Building on GRAF’s decade-long professional experience in land governance, tenure arrangements grounded in social legitimacy were privileged in the design of this complementary instrument to the land law. As such, the process was largely led by the village community, and compatible with traditional practices of negotiating and allocating land rights. Furthermore, all tenure agreements were validated and recognised by the village assembly.

Providing villagers with decision-making power over the process and consensus given by the villagers themselves underpinned the legitimacy of these tenure agreements. In other instances, formalisation of land rights is imposed on beneficiaries with much less involvement of customary village authorities.
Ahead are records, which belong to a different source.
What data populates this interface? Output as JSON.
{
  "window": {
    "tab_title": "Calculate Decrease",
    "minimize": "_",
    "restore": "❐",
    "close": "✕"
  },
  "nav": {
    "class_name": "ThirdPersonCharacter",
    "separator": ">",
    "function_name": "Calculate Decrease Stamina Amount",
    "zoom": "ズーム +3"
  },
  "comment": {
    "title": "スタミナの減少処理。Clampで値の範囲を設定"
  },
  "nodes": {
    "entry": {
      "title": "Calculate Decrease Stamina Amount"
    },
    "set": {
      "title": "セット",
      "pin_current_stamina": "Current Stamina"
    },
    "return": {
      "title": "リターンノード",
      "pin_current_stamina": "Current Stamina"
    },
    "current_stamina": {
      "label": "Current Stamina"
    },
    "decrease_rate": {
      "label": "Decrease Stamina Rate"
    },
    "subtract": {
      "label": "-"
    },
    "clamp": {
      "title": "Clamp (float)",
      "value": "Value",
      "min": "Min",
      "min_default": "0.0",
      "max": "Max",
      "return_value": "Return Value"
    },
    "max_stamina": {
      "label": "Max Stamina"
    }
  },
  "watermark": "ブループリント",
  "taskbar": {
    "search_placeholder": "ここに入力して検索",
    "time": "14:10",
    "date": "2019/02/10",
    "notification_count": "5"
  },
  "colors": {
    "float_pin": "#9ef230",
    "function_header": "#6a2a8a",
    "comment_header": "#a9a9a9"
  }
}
Even where formal papers are available, they do not automatically result in social acceptance within a community, as observed by Saïdou Sanou, founding member of GRAF, who stated: “Someone can have a land title but not be able to exploit the field simply because on the village level the people do not agree with him or her managing this field.”

Looking ahead
GRAF and TMG Research are currently producing a technical guide accompanied by a movie to enable actors to take up the process and apply it in their communities.